2007 Number 1 and 2
If the past is prologue in child welfare, the next program fad may be deployed as early as 2007, and successors are sure to follow. But what will they be? More important, will they demonstrably benefit abused and neglected children?
For the past two decades, an international experiment has been underway to make better use of research-based prevention and treatment interventions in human service settings, such as child welfare, employment, health, juvenile justice, mental health, and substance abuse. So far, the results of this national experiment are not promising.
A recent review conservatively estimated the lifetime prevalence of violence against women by their domestic partners to be between 25% and 30% with over half of female victims living in households with children under the age of 12 (Tjaden & Thoennes, 2000). Research has established that domestic violence not only affects women across their lifespan but has a profound impact on the lives of their children as well.

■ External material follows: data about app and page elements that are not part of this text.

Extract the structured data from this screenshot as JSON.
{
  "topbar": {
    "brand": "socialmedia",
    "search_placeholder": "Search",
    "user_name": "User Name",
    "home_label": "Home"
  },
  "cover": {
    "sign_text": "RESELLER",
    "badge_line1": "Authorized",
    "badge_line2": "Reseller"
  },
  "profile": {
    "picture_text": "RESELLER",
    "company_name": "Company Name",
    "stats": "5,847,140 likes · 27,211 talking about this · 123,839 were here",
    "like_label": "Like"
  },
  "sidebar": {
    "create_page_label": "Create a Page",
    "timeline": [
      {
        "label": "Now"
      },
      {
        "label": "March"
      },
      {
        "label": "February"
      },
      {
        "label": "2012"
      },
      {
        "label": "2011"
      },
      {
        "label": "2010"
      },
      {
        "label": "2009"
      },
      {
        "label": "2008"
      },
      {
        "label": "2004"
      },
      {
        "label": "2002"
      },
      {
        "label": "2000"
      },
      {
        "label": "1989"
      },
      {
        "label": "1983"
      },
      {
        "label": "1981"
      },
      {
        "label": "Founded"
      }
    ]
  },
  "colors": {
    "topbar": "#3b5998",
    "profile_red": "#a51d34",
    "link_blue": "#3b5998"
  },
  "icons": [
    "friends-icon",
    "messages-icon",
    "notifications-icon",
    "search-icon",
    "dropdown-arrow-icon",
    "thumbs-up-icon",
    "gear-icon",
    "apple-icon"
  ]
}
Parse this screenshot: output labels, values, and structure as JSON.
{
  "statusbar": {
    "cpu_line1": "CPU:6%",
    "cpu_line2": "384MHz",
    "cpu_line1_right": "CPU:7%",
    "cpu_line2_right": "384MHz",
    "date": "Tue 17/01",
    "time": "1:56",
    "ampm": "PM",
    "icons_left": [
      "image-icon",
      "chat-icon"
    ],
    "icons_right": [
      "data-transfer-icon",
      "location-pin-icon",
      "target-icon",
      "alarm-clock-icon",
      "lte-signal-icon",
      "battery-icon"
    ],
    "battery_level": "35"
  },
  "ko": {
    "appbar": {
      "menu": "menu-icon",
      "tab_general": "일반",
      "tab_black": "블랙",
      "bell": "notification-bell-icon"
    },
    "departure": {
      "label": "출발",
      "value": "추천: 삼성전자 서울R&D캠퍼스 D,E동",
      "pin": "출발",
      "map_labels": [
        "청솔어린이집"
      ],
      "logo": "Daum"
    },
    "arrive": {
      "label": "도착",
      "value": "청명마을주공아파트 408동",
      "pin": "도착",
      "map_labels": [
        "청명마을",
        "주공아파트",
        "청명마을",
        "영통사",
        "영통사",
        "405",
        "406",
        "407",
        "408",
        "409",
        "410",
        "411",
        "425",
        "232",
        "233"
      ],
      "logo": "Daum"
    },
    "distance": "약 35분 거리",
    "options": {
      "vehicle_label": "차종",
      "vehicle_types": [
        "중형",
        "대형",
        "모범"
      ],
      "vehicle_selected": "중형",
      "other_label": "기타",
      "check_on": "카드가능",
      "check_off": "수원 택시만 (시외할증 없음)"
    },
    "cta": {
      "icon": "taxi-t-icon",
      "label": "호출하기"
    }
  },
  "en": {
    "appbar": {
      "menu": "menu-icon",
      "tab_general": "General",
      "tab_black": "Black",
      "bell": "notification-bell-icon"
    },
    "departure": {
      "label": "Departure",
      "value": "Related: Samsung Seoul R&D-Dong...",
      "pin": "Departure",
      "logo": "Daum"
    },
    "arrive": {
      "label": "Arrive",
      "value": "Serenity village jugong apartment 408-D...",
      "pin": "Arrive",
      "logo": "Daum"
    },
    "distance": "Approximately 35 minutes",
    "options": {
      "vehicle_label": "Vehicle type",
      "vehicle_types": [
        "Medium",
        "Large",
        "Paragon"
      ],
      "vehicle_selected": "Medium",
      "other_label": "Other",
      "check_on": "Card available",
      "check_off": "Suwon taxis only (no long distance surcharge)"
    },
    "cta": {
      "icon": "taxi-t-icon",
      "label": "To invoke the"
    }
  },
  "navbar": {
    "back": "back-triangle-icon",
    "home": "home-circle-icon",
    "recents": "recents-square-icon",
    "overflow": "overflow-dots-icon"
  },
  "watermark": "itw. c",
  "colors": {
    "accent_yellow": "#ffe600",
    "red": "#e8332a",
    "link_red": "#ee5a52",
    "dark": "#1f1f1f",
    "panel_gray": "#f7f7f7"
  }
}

Trauma is pervasive in the lives of American children. It often comes in the form of chronic sexual or physical abuse, or neglect, but trauma may also result from natural disasters, accidents, school and community violence, the sudden death of a loved one, or life-threatening illness. To address the serious and often underestimated significance of traumatic events on the lives of children, their families, and society, Congress established the National Child Traumatic Stress Network (NCTSN) in 2000.
The purpose of Journal Highlights is to alert readers to current literature on child abuse. Selected articles from journals representing the variety of disciplines reflected in APSAC's membership are presented in the form of an annotated bibliography.